** Opening Source material block **
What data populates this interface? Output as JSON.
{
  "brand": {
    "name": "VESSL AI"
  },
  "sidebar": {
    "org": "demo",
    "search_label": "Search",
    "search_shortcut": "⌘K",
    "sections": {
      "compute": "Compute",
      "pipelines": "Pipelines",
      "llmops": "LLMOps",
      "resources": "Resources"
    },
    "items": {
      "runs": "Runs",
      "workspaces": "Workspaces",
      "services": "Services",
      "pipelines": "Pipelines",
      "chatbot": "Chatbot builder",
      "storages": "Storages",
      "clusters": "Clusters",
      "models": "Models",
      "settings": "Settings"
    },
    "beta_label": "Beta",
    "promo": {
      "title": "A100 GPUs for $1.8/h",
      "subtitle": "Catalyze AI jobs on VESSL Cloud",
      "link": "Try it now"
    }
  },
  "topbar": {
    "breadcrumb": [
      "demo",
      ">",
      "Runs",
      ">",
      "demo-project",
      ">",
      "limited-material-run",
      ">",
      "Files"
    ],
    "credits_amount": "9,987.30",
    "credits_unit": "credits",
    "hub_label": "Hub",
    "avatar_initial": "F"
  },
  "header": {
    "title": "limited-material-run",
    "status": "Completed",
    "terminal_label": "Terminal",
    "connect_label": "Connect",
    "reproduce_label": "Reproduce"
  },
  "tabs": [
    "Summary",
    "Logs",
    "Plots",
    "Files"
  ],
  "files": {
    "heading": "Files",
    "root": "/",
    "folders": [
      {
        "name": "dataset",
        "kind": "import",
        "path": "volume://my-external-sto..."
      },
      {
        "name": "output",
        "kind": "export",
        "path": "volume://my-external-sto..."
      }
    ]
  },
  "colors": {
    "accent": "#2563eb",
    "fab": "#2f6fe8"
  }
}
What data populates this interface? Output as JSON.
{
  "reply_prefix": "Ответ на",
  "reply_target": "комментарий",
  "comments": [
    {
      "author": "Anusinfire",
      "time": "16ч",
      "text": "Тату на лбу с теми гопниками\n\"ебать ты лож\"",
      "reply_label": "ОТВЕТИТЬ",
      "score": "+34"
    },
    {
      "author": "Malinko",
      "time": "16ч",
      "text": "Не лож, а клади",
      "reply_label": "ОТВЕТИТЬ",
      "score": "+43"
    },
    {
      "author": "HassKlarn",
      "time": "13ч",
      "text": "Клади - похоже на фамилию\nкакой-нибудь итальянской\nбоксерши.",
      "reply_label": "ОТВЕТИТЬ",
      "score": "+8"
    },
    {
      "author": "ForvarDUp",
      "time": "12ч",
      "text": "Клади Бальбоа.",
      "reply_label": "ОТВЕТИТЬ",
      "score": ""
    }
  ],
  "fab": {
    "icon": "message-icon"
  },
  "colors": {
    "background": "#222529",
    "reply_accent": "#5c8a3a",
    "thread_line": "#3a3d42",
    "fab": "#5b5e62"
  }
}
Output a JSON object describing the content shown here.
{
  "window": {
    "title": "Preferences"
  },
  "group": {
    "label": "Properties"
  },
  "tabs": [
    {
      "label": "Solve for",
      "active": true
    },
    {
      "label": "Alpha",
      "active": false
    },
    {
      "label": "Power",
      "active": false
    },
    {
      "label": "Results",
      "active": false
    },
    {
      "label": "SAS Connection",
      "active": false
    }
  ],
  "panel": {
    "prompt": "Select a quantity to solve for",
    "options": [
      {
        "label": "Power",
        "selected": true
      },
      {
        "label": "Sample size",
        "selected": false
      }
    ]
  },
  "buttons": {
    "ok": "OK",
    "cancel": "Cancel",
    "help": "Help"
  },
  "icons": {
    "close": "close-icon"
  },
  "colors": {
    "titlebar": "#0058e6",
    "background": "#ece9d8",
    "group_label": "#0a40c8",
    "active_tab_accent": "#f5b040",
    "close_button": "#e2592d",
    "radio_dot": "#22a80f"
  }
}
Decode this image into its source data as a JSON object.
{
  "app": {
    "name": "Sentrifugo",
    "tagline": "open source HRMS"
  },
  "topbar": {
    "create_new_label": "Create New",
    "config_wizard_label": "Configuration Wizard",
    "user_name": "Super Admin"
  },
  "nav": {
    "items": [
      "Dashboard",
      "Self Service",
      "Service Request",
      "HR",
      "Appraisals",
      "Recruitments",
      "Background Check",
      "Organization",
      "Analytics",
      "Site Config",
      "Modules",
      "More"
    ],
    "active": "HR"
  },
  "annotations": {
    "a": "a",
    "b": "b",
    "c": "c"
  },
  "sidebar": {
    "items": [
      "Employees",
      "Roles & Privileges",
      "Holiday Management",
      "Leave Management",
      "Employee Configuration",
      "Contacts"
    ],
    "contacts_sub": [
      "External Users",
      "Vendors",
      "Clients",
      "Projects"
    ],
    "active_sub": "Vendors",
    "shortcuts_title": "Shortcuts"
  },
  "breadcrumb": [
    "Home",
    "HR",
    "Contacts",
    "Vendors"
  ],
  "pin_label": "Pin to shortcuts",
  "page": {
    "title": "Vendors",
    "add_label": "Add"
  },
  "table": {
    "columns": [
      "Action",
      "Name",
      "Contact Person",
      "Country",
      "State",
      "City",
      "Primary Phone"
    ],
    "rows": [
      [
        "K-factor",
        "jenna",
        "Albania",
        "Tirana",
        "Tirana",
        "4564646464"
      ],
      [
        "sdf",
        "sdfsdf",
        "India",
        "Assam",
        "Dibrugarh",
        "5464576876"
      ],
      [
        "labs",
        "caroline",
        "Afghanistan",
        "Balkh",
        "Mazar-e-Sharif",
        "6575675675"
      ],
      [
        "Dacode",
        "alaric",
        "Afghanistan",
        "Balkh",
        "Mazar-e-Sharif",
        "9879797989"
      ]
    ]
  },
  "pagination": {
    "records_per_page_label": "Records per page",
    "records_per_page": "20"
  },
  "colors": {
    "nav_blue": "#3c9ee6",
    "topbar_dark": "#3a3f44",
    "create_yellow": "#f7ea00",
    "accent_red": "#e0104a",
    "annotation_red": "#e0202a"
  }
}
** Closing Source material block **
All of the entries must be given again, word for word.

What data populates this interface? Output as JSON.
{
  "brand": {
    "name": "VESSL AI"
  },
  "sidebar": {
    "org": "demo",
    "search_label": "Search",
    "search_shortcut": "⌘K",
    "sections": {
      "compute": "Compute",
      "pipelines": "Pipelines",
      "llmops": "LLMOps",
      "resources": "Resources"
    },
    "items": {
      "runs": "Runs",
      "workspaces": "Workspaces",
      "services": "Services",
      "pipelines": "Pipelines",
      "chatbot": "Chatbot builder",
      "storages": "Storages",
      "clusters": "Clusters",
      "models": "Models",
      "settings": "Settings"
    },
    "beta_label": "Beta",
    "promo": {
      "title": "A100 GPUs for $1.8/h",
      "subtitle": "Catalyze AI jobs on VESSL Cloud",
      "link": "Try it now"
    }
  },
  "topbar": {
    "breadcrumb": [
      "demo",
      ">",
      "Runs",
      ">",
      "demo-project",
      ">",
      "limited-material-run",
      ">",
      "Files"
    ],
    "credits_amount": "9,987.30",
    "credits_unit": "credits",
    "hub_label": "Hub",
    "avatar_initial": "F"
  },
  "header": {
    "title": "limited-material-run",
    "status": "Completed",
    "terminal_label": "Terminal",
    "connect_label": "Connect",
    "reproduce_label": "Reproduce"
  },
  "tabs": [
    "Summary",
    "Logs",
    "Plots",
    "Files"
  ],
  "files": {
    "heading": "Files",
    "root": "/",
    "folders": [
      {
        "name": "dataset",
        "kind": "import",
        "path": "volume://my-external-sto..."
      },
      {
        "name": "output",
        "kind": "export",
        "path": "volume://my-external-sto..."
      }
    ]
  },
  "colors": {
    "accent": "#2563eb",
    "fab": "#2f6fe8"
  }
}
What data populates this interface? Output as JSON.
{
  "reply_prefix": "Ответ на",
  "reply_target": "комментарий",
  "comments": [
    {
      "author": "Anusinfire",
      "time": "16ч",
      "text": "Тату на лбу с теми гопниками\n\"ебать ты лож\"",
      "reply_label": "ОТВЕТИТЬ",
      "score": "+34"
    },
    {
      "author": "Malinko",
      "time": "16ч",
      "text": "Не лож, а клади",
      "reply_label": "ОТВЕТИТЬ",
      "score": "+43"
    },
    {
      "author": "HassKlarn",
      "time": "13ч",
      "text": "Клади - похоже на фамилию\nкакой-нибудь итальянской\nбоксерши.",
      "reply_label": "ОТВЕТИТЬ",
      "score": "+8"
    },
    {
      "author": "ForvarDUp",
      "time": "12ч",
      "text": "Клади Бальбоа.",
      "reply_label": "ОТВЕТИТЬ",
      "score": ""
    }
  ],
  "fab": {
    "icon": "message-icon"
  },
  "colors": {
    "background": "#222529",
    "reply_accent": "#5c8a3a",
    "thread_line": "#3a3d42",
    "fab": "#5b5e62"
  }
}
Output a JSON object describing the content shown here.
{
  "window": {
    "title": "Preferences"
  },
  "group": {
    "label": "Properties"
  },
  "tabs": [
    {
      "label": "Solve for",
      "active": true
    },
    {
      "label": "Alpha",
      "active": false
    },
    {
      "label": "Power",
      "active": false
    },
    {
      "label": "Results",
      "active": false
    },
    {
      "label": "SAS Connection",
      "active": false
    }
  ],
  "panel": {
    "prompt": "Select a quantity to solve for",
    "options": [
      {
        "label": "Power",
        "selected": true
      },
      {
        "label": "Sample size",
        "selected": false
      }
    ]
  },
  "buttons": {
    "ok": "OK",
    "cancel": "Cancel",
    "help": "Help"
  },
  "icons": {
    "close": "close-icon"
  },
  "colors": {
    "titlebar": "#0058e6",
    "background": "#ece9d8",
    "group_label": "#0a40c8",
    "active_tab_accent": "#f5b040",
    "close_button": "#e2592d",
    "radio_dot": "#22a80f"
  }
}
Decode this image into its source data as a JSON object.
{
  "app": {
    "name": "Sentrifugo",
    "tagline": "open source HRMS"
  },
  "topbar": {
    "create_new_label": "Create New",
    "config_wizard_label": "Configuration Wizard",
    "user_name": "Super Admin"
  },
  "nav": {
    "items": [
      "Dashboard",
      "Self Service",
      "Service Request",
      "HR",
      "Appraisals",
      "Recruitments",
      "Background Check",
      "Organization",
      "Analytics",
      "Site Config",
      "Modules",
      "More"
    ],
    "active": "HR"
  },
  "annotations": {
    "a": "a",
    "b": "b",
    "c": "c"
  },
  "sidebar": {
    "items": [
      "Employees",
      "Roles & Privileges",
      "Holiday Management",
      "Leave Management",
      "Employee Configuration",
      "Contacts"
    ],
    "contacts_sub": [
      "External Users",
      "Vendors",
      "Clients",
      "Projects"
    ],
    "active_sub": "Vendors",
    "shortcuts_title": "Shortcuts"
  },
  "breadcrumb": [
    "Home",
    "HR",
    "Contacts",
    "Vendors"
  ],
  "pin_label": "Pin to shortcuts",
  "page": {
    "title": "Vendors",
    "add_label": "Add"
  },
  "table": {
    "columns": [
      "Action",
      "Name",
      "Contact Person",
      "Country",
      "State",
      "City",
      "Primary Phone"
    ],
    "rows": [
      [
        "K-factor",
        "jenna",
        "Albania",
        "Tirana",
        "Tirana",
        "4564646464"
      ],
      [
        "sdf",
        "sdfsdf",
        "India",
        "Assam",
        "Dibrugarh",
        "5464576876"
      ],
      [
        "labs",
        "caroline",
        "Afghanistan",
        "Balkh",
        "Mazar-e-Sharif",
        "6575675675"
      ],
      [
        "Dacode",
        "alaric",
        "Afghanistan",
        "Balkh",
        "Mazar-e-Sharif",
        "9879797989"
      ]
    ]
  },
  "pagination": {
    "records_per_page_label": "Records per page",
    "records_per_page": "20"
  },
  "colors": {
    "nav_blue": "#3c9ee6",
    "topbar_dark": "#3a3f44",
    "create_yellow": "#f7ea00",
    "accent_red": "#e0104a",
    "annotation_red": "#e0202a"
  }
}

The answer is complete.